Dr. Kent Moore
Principal Lecturer In Bassoon and Theory
Northern Arizona University

Re: Earplugs

Hearing is precious -- like our eyes, ears are "one pair to a customer" and no artificial substitute exists. Protection for prolonged or repetitive loud sounds of any variety is necessary for persons of all ages -- including those still in school!

Many orchestra and band environments include sound exposures louder that those sugested by the Occupational Safety and Health Authority (OSHA) and the National Institute of Occupational Safety and Health (NIOSH). Noise-induced hearing loss (NIHL) is a reality for anyone exposed to excessive sound levels over time. NIHL is permanent, progressive, and cannot be treated -- the main method of care is PREVENTION (caps intended!).

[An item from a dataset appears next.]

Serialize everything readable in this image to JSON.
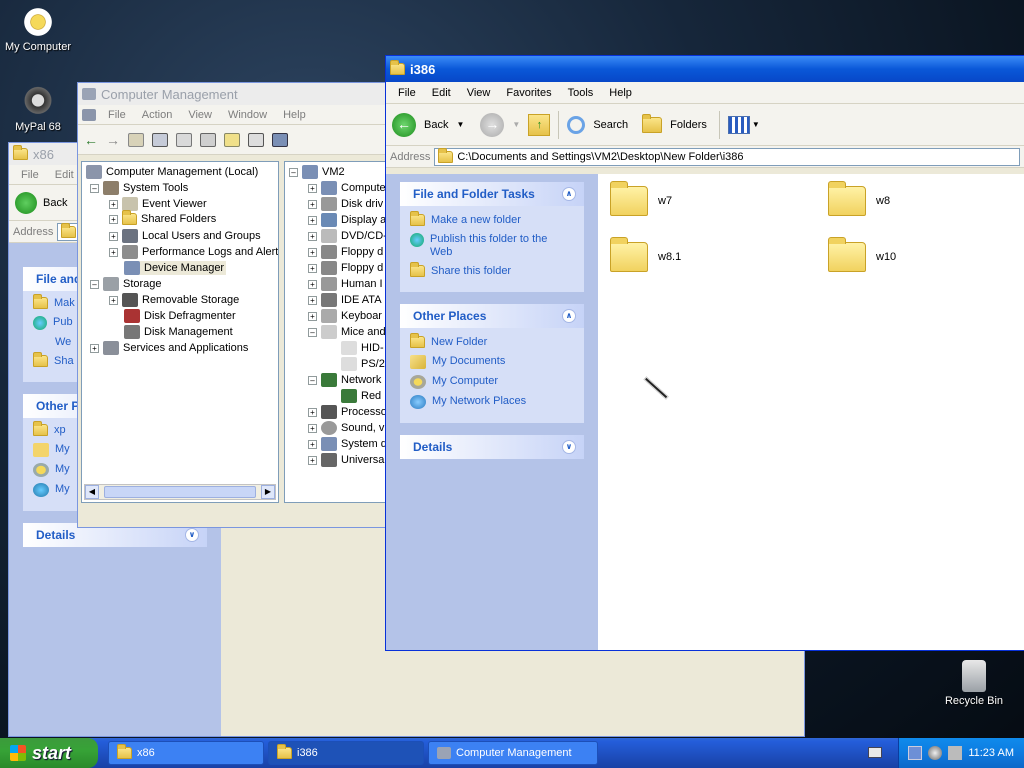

There are many  types of hearing protection available to the musician today; I'd encourage those interested to go to the website of Etymotic Research, Inc., probably the premier provider of effective hearing protection items ( Musician earplugs ("attenuators") come in several degrees of protection, and in seveal forms of plugs -- check out their site to see the possibilities.

I've used their 15 dBA attenuators for nearly 20 years, in band, orchestral, and chuirch settings. They have helped keep my NIHL levels quite stable for most of those years. I also encourage any young musician who is likely to be exposed to excesive sound pressure levels to obtrain a baseline audiogram, through his or her primany physician and performed by a licensed audiologist.


Dr. Bill Dawson, bassoonist and teacher
IDRS medical consultant
Past President, Performing Arts Medicine Assoc.
Author of "Fit as a Fiddle: The Musician's Guide to Playing Healthy"


Re: Earplugs

A variety of hi-fi earplugs is made by EAR and consist of a series of concentric cups (rather like swimmers' earplugs). There is a small channel from the outside, through the cups to the ear cavity. The sound has to bounce off a reflective cap before travelling down the channel. thus the intensity is reduced without affecting the frquency range.

I have on rare occasions used such plugs in concert (esp 1812 outdoors with howitzers). However I found my perception of sound around me was impaired as my own "bone-conducted sound" was higher in relation to outside sources. I did not like the limitations that this imposed although I am sure the plugs were helpful in protecting my hearing from damage.

Regards Neville

Last edited by NevilleForsythe (2006-10-11 01:16:09)

Neville Forsythe
Christchurch New Zealand
Bassoonist / Teacher / Conductor